Well, hell, now, sex in the streets of New Orleans is not at all uncommon, but they'd be damned if this girl was going to be abused.
"Please help me!" she screamed pitifully. Suddenly, the street was silent. Everyone froze, including Stump, who stopped for a step or two, then rushed forward. The three Saints stepped in front of him with folded arms and glowing eyes. It was over in seconds. Stump used both hands at once - a right to the throat of the first one, and a vicious blow to the mouth of the second. They squealed and fell hard. Number three was not about to run. His two buddies were hurt and this upset him. He would have been a piece of cake for Stump, but number one fell on Stump's right foot and this threw him off. As he yanked his foot away, Mr. Benjamin Chop of Thibodaux, Louisiana, number three, kicked him squarely in the crotch, and Stump was history. As Darby eased back into the crowd, she heard him cry in pain.
While he was falling, Mr. Chop kicked him in the ribs. Number two, with blood all over his face, charged wild-eyed into Stump, and the massacre was on. He curled around his hands, which were curled around his severely damaged testicles, and they kicked him and cursed him without mercy until someone yelled, "Cops," and this saved his life. Mr. Chop and number two helped number one to his feet, and the Saints were last seen darting into a bar. Stump made it to his feet, and crawled away like a dog hit by a Mack truck but still alive and determined to die at home.
She hid in a dark corner of a pub on Decatur, drinking coffee then a beer, coffee then a beer. Her hands shook and her stomach flipped. The po'boys smelled delicious, but she could not eat. After three beers in three hours, she ordered a plate of boiled shrimp and switched to spring water.
The alcohol had calmed her, and the shrimp settled her. She was safe in here, she thought, so why not watch the game and just sit here, maybe, until it closed.
The pub was packed at kickoff. They watched the wide screen above the bar, and got drunk. She was a Saints fan now. She hoped her three buddies were okay and enjoying the game. The crowd yelled and cursed the Redskins.
Darby stayed in her little corner until the game was long over, then slid into the darkness.
At some point in the fourth quarter, with the Saints down by four field goals, Edwin Sneller hung up the phone and turned off the television. He stretched his legs, then returned to the phone and called Khamel next door.
"Listen to my English," the assassin said. "Tell me if you hear a trace of an accent."
"Okay. She's here," Sneller said. "One of our men saw her this morning at Jackson Square. He followed her for three blocks, then lost her."

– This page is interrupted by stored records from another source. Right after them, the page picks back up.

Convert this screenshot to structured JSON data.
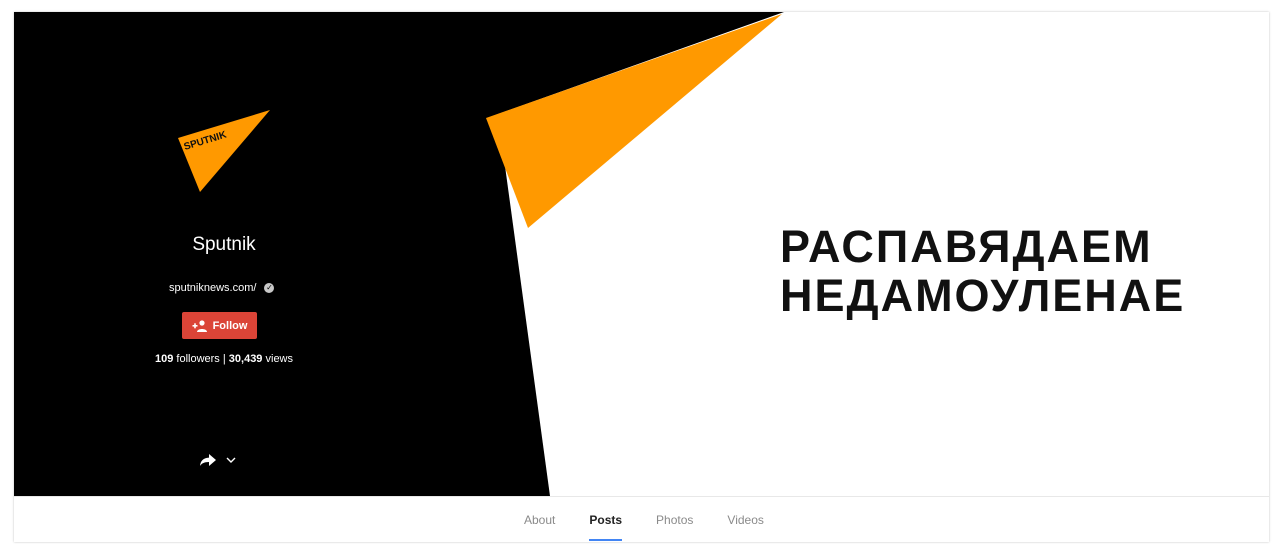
{
  "profile": {
    "name": "Sputnik",
    "logo_text": "SPUTNIK",
    "website": "sputniknews.com/",
    "follow_label": "Follow",
    "followers": "109",
    "followers_label": "followers |",
    "views": "30,439",
    "views_label": "views"
  },
  "cover": {
    "headline_line1": "РАСПАВЯДАЕМ",
    "headline_line2": "НЕДАМОУЛЕНАЕ"
  },
  "tabs": [
    {
      "label": "About",
      "active": false
    },
    {
      "label": "Posts",
      "active": true
    },
    {
      "label": "Photos",
      "active": false
    },
    {
      "label": "Videos",
      "active": false
    }
  ],
  "colors": {
    "brand_orange": "#ff9900",
    "follow_red": "#db4437",
    "tab_indicator": "#4285f4",
    "cover_black": "#000000"
  },
  "icons": [
    "sputnik-logo",
    "verified-icon",
    "add-person-icon",
    "share-icon",
    "chevron-down-icon"
  ]
}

"How did he lose her?"
"Doesn't matter, does it? She got away, but she's here. Her hair is very short and almost white."
Sneller hated to repeat himself, especially to this mongrel.

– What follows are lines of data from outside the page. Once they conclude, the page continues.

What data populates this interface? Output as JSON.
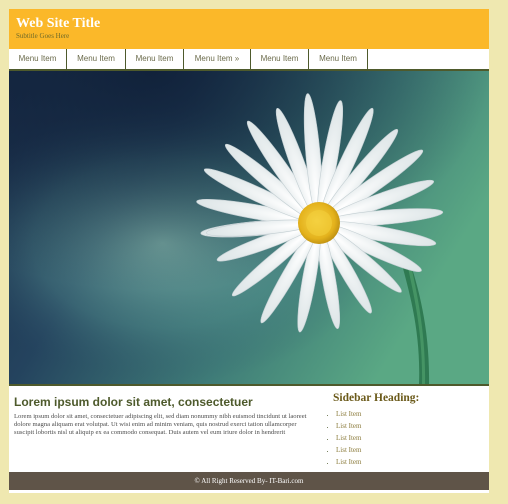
{
  "header": {
    "title": "Web Site Title",
    "subtitle": "Subtitle Goes Here"
  },
  "nav": {
    "items": [
      {
        "label": "Menu Item"
      },
      {
        "label": "Menu Item"
      },
      {
        "label": "Menu Item"
      },
      {
        "label": "Menu Item »"
      },
      {
        "label": "Menu Item"
      },
      {
        "label": "Menu Item"
      }
    ]
  },
  "hero": {
    "image": "daisy-flower-photo"
  },
  "main": {
    "heading": "Lorem ipsum dolor sit amet, consectetuer",
    "body": "Lorem ipsum dolor sit amet, consectetuer adipiscing elit, sed diam nonummy nibh euismod tincidunt ut laoreet dolore magna aliquam erat volutpat. Ut wisi enim ad minim veniam, quis nostrud exerci tation ullamcorper suscipit lobortis nisl ut aliquip ex ea commodo consequat. Duis autem vel eum iriure dolor in hendrerit"
  },
  "sidebar": {
    "heading": "Sidebar Heading:",
    "items": [
      {
        "label": "List Item"
      },
      {
        "label": "List Item"
      },
      {
        "label": "List Item"
      },
      {
        "label": "List Item"
      },
      {
        "label": "List Item"
      }
    ]
  },
  "footer": {
    "text": "© All Right Reserved By- IT-Bari.com"
  },
  "colors": {
    "page_background": "#efe8b0",
    "header": "#fbb829",
    "rule": "#4e5a2c",
    "footer": "#5f5448"
  }
}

"He said it was not blond but white, and she was wearing green Army pants and a brown bomber jacket. Somehow she recognized him, and took off."
"How would she recognize him? Has she seen him before?"

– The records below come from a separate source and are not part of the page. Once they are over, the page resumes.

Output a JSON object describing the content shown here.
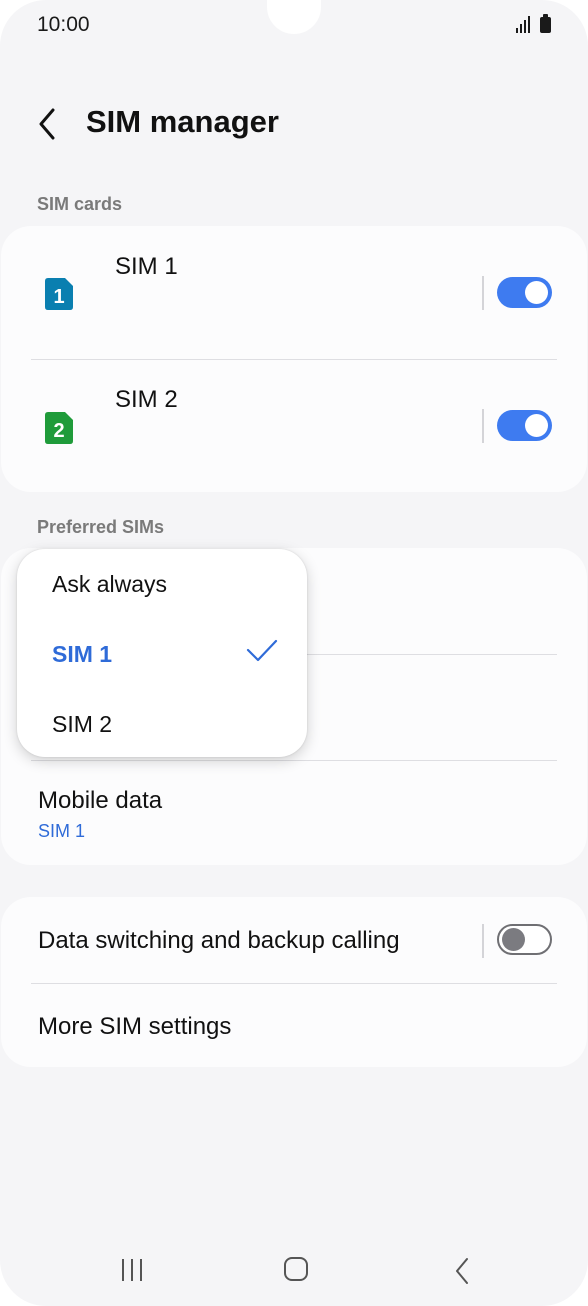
{
  "status_bar": {
    "time": "10:00",
    "icons": [
      "signal-icon",
      "battery-icon"
    ]
  },
  "header": {
    "back_icon": "chevron-left-icon",
    "title": "SIM manager"
  },
  "sim_cards": {
    "section_label": "SIM cards",
    "items": [
      {
        "label": "SIM 1",
        "badge": "1",
        "color": "#0a7fb0",
        "enabled": true
      },
      {
        "label": "SIM 2",
        "badge": "2",
        "color": "#1f9b3a",
        "enabled": true
      }
    ]
  },
  "preferred": {
    "section_label": "Preferred SIMs",
    "mobile_data": {
      "title": "Mobile data",
      "value": "SIM 1"
    }
  },
  "popup_menu": {
    "options": [
      "Ask always",
      "SIM 1",
      "SIM 2"
    ],
    "selected": "SIM 1"
  },
  "more": {
    "data_switching": {
      "label": "Data switching and backup calling",
      "enabled": false
    },
    "more_sim_settings": "More SIM settings"
  },
  "colors": {
    "accent": "#3e7bf0",
    "link": "#2f6bd8",
    "background": "#f5f5f7",
    "card": "#fcfcfd"
  },
  "nav_bar": {
    "icons": [
      "recents-icon",
      "home-icon",
      "back-icon"
    ]
  }
}
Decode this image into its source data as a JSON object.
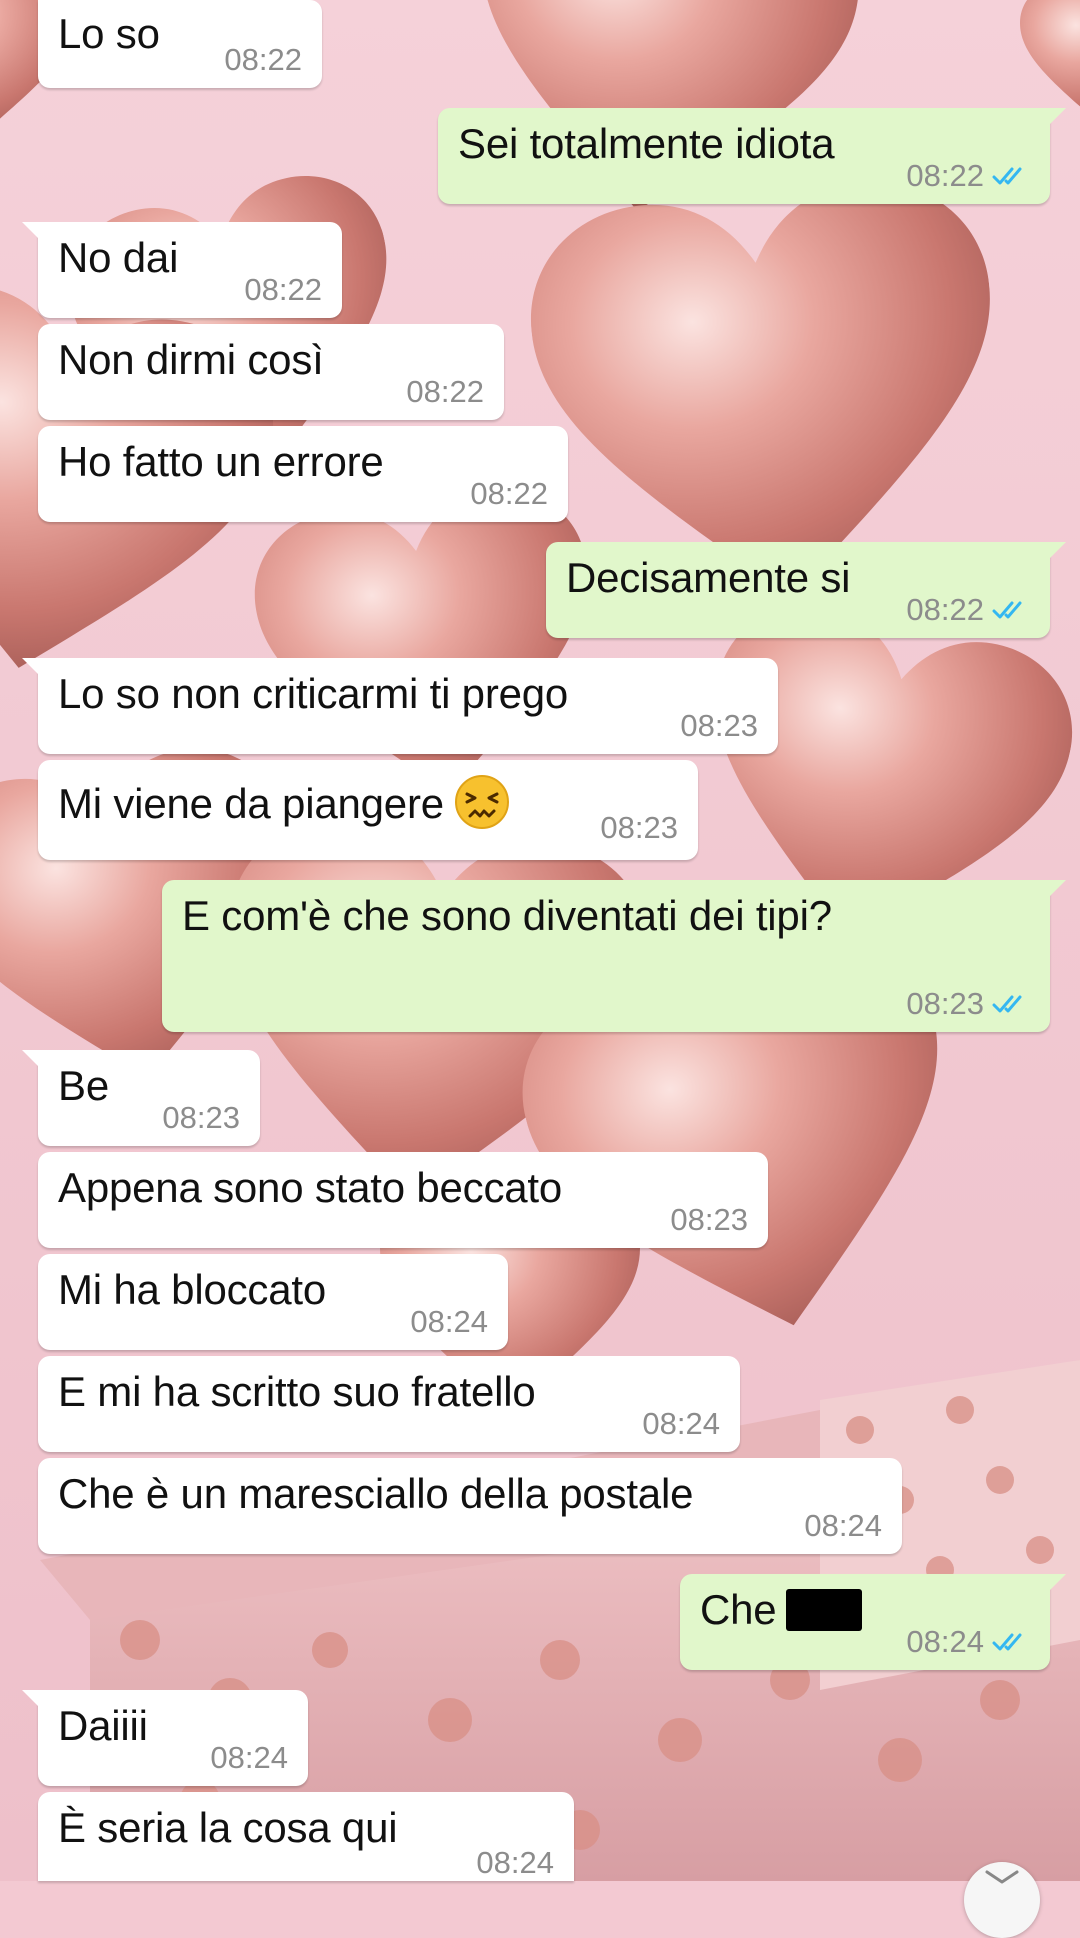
{
  "conversation": {
    "messages": [
      {
        "direction": "in",
        "text": "Lo so",
        "time": "08:22"
      },
      {
        "direction": "out",
        "text": "Sei totalmente idiota",
        "time": "08:22",
        "status": "read"
      },
      {
        "direction": "in",
        "text": "No dai",
        "time": "08:22"
      },
      {
        "direction": "in",
        "text": "Non dirmi così",
        "time": "08:22"
      },
      {
        "direction": "in",
        "text": "Ho fatto un errore",
        "time": "08:22"
      },
      {
        "direction": "out",
        "text": "Decisamente si",
        "time": "08:22",
        "status": "read"
      },
      {
        "direction": "in",
        "text": "Lo so non criticarmi ti prego",
        "time": "08:23"
      },
      {
        "direction": "in",
        "text": "Mi viene da piangere",
        "time": "08:23",
        "emoji": "confounded-face"
      },
      {
        "direction": "out",
        "text": "E com'è che sono diventati dei tipi?",
        "time": "08:23",
        "status": "read"
      },
      {
        "direction": "in",
        "text": "Be",
        "time": "08:23"
      },
      {
        "direction": "in",
        "text": "Appena sono stato beccato",
        "time": "08:23"
      },
      {
        "direction": "in",
        "text": "Mi ha bloccato",
        "time": "08:24"
      },
      {
        "direction": "in",
        "text": "E mi ha scritto suo fratello",
        "time": "08:24"
      },
      {
        "direction": "in",
        "text": "Che è un maresciallo della postale",
        "time": "08:24"
      },
      {
        "direction": "out",
        "text": "Che",
        "time": "08:24",
        "status": "read",
        "redacted": true
      },
      {
        "direction": "in",
        "text": "Daiiii",
        "time": "08:24"
      },
      {
        "direction": "in",
        "text": "È seria la cosa qui",
        "time": "08:24"
      }
    ]
  },
  "colors": {
    "incoming_bubble": "#ffffff",
    "outgoing_bubble": "#e1f7cb",
    "read_ticks": "#34b7f1",
    "timestamp": "#8c8c8c",
    "wallpaper": "#f3c9d2"
  },
  "icons": {
    "read_receipt": "double-check-icon",
    "scroll_down": "chevron-down-icon"
  }
}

These idiot questions. It was hard to believe he was considered Superman. "I can't answer that."
"How's my English?"
"Perfect. There's a small card under your door. You need to see it."
Khamel laid the phone on a pillow and walked to the door. In a second he was back on the phone. "Who is this?"
"The name is Verheek. Dutch, but he's an American. Works for the FBI in Washington. Evidently, he and Callahan were friends. They finished law school together at Georgetown, and Verheek was an honorary pallbearer at the memorial service yesterday. Last night he was hanging out in a bar not far from the campus, and was asking questions about the girl. Two hours ago, one of our men was in the same bar posing as an FBI agent, and he struck up a conversation with the bartender, who turns out to be a law student who knows the girl. They watched football and talked for a while, then the kid produced the card. Look on the back. He's in room 1909 at the Hilton."
"That's a five-minute walk." The street maps were scattered on one bed.
"Yes. We've made a few phone calls to Washington. He's not an agent, just a lawyer. He knew Callahan, and he might know the girl. It's obvious he's trying to find her."
"She would talk to him, wouldn't she?"
"How's my English?"